PROVIDED RECORDS:
BEGIN
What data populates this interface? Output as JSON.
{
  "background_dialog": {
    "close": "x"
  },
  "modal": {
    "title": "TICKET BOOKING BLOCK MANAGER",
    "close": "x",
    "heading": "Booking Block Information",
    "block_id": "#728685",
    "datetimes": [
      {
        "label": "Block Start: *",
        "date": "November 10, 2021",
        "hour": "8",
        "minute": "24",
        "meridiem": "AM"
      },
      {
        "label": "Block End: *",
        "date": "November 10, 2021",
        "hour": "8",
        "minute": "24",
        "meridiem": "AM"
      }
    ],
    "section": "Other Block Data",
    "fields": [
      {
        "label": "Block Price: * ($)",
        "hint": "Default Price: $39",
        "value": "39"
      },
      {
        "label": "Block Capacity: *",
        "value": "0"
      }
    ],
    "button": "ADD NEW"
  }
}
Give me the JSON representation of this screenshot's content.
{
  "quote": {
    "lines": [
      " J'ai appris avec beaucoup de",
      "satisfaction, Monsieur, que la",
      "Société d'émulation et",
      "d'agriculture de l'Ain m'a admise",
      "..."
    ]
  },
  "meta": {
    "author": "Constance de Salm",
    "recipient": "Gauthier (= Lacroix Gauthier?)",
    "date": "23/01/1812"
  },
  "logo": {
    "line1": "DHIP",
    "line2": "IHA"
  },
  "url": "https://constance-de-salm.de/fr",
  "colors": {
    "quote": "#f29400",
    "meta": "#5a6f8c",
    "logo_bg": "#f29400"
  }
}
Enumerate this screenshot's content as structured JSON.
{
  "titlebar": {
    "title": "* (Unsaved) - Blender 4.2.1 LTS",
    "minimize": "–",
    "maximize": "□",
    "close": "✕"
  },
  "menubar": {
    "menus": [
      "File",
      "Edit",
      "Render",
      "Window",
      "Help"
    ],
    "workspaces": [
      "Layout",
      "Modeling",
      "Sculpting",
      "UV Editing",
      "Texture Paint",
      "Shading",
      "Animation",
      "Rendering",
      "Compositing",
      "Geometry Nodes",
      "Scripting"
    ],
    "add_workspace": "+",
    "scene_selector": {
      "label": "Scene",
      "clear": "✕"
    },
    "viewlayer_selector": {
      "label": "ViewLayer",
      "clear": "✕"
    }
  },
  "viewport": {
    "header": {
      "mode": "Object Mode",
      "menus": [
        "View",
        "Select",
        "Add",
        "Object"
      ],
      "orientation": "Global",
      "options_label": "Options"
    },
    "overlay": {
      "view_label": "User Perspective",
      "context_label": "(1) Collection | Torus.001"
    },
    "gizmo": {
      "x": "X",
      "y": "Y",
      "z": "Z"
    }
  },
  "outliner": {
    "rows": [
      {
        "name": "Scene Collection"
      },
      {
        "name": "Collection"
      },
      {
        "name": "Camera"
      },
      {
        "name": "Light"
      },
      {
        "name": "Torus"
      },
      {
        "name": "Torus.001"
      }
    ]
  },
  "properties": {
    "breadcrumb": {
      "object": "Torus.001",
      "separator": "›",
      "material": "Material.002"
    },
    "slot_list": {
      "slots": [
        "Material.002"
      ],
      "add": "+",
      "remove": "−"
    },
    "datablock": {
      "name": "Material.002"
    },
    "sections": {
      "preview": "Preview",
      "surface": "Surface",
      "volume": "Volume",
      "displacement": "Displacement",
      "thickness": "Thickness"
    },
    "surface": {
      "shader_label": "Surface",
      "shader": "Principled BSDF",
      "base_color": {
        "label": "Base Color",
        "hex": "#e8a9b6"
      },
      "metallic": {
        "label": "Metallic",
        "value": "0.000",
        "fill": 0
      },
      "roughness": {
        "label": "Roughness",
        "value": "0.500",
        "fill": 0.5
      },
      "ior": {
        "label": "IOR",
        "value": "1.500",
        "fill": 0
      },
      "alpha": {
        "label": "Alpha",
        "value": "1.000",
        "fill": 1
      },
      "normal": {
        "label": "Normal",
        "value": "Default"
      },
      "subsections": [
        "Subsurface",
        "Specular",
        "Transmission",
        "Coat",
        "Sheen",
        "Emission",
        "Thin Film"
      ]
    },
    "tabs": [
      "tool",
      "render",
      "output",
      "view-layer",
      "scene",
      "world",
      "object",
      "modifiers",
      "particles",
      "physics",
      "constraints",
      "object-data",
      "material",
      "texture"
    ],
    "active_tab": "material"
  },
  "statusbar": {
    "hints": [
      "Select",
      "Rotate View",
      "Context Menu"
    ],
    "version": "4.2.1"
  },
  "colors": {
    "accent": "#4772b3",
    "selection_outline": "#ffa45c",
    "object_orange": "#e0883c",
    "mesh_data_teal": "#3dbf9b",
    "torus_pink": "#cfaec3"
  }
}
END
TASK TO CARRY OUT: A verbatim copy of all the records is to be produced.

YOUR SOLUTION:
What data populates this interface? Output as JSON.
{
  "background_dialog": {
    "close": "x"
  },
  "modal": {
    "title": "TICKET BOOKING BLOCK MANAGER",
    "close": "x",
    "heading": "Booking Block Information",
    "block_id": "#728685",
    "datetimes": [
      {
        "label": "Block Start: *",
        "date": "November 10, 2021",
        "hour": "8",
        "minute": "24",
        "meridiem": "AM"
      },
      {
        "label": "Block End: *",
        "date": "November 10, 2021",
        "hour": "8",
        "minute": "24",
        "meridiem": "AM"
      }
    ],
    "section": "Other Block Data",
    "fields": [
      {
        "label": "Block Price: * ($)",
        "hint": "Default Price: $39",
        "value": "39"
      },
      {
        "label": "Block Capacity: *",
        "value": "0"
      }
    ],
    "button": "ADD NEW"
  }
}
Give me the JSON representation of this screenshot's content.
{
  "quote": {
    "lines": [
      " J'ai appris avec beaucoup de",
      "satisfaction, Monsieur, que la",
      "Société d'émulation et",
      "d'agriculture de l'Ain m'a admise",
      "..."
    ]
  },
  "meta": {
    "author": "Constance de Salm",
    "recipient": "Gauthier (= Lacroix Gauthier?)",
    "date": "23/01/1812"
  },
  "logo": {
    "line1": "DHIP",
    "line2": "IHA"
  },
  "url": "https://constance-de-salm.de/fr",
  "colors": {
    "quote": "#f29400",
    "meta": "#5a6f8c",
    "logo_bg": "#f29400"
  }
}
Enumerate this screenshot's content as structured JSON.
{
  "titlebar": {
    "title": "* (Unsaved) - Blender 4.2.1 LTS",
    "minimize": "–",
    "maximize": "□",
    "close": "✕"
  },
  "menubar": {
    "menus": [
      "File",
      "Edit",
      "Render",
      "Window",
      "Help"
    ],
    "workspaces": [
      "Layout",
      "Modeling",
      "Sculpting",
      "UV Editing",
      "Texture Paint",
      "Shading",
      "Animation",
      "Rendering",
      "Compositing",
      "Geometry Nodes",
      "Scripting"
    ],
    "add_workspace": "+",
    "scene_selector": {
      "label": "Scene",
      "clear": "✕"
    },
    "viewlayer_selector": {
      "label": "ViewLayer",
      "clear": "✕"
    }
  },
  "viewport": {
    "header": {
      "mode": "Object Mode",
      "menus": [
        "View",
        "Select",
        "Add",
        "Object"
      ],
      "orientation": "Global",
      "options_label": "Options"
    },
    "overlay": {
      "view_label": "User Perspective",
      "context_label": "(1) Collection | Torus.001"
    },
    "gizmo": {
      "x": "X",
      "y": "Y",
      "z": "Z"
    }
  },
  "outliner": {
    "rows": [
      {
        "name": "Scene Collection"
      },
      {
        "name": "Collection"
      },
      {
        "name": "Camera"
      },
      {
        "name": "Light"
      },
      {
        "name": "Torus"
      },
      {
        "name": "Torus.001"
      }
    ]
  },
  "properties": {
    "breadcrumb": {
      "object": "Torus.001",
      "separator": "›",
      "material": "Material.002"
    },
    "slot_list": {
      "slots": [
        "Material.002"
      ],
      "add": "+",
      "remove": "−"
    },
    "datablock": {
      "name": "Material.002"
    },
    "sections": {
      "preview": "Preview",
      "surface": "Surface",
      "volume": "Volume",
      "displacement": "Displacement",
      "thickness": "Thickness"
    },
    "surface": {
      "shader_label": "Surface",
      "shader": "Principled BSDF",
      "base_color": {
        "label": "Base Color",
        "hex": "#e8a9b6"
      },
      "metallic": {
        "label": "Metallic",
        "value": "0.000",
        "fill": 0
      },
      "roughness": {
        "label": "Roughness",
        "value": "0.500",
        "fill": 0.5
      },
      "ior": {
        "label": "IOR",
        "value": "1.500",
        "fill": 0
      },
      "alpha": {
        "label": "Alpha",
        "value": "1.000",
        "fill": 1
      },
      "normal": {
        "label": "Normal",
        "value": "Default"
      },
      "subsections": [
        "Subsurface",
        "Specular",
        "Transmission",
        "Coat",
        "Sheen",
        "Emission",
        "Thin Film"
      ]
    },
    "tabs": [
      "tool",
      "render",
      "output",
      "view-layer",
      "scene",
      "world",
      "object",
      "modifiers",
      "particles",
      "physics",
      "constraints",
      "object-data",
      "material",
      "texture"
    ],
    "active_tab": "material"
  },
  "statusbar": {
    "hints": [
      "Select",
      "Rotate View",
      "Context Menu"
    ],
    "version": "4.2.1"
  },
  "colors": {
    "accent": "#4772b3",
    "selection_outline": "#ffa45c",
    "object_orange": "#e0883c",
    "mesh_data_teal": "#3dbf9b",
    "torus_pink": "#cfaec3"
  }
}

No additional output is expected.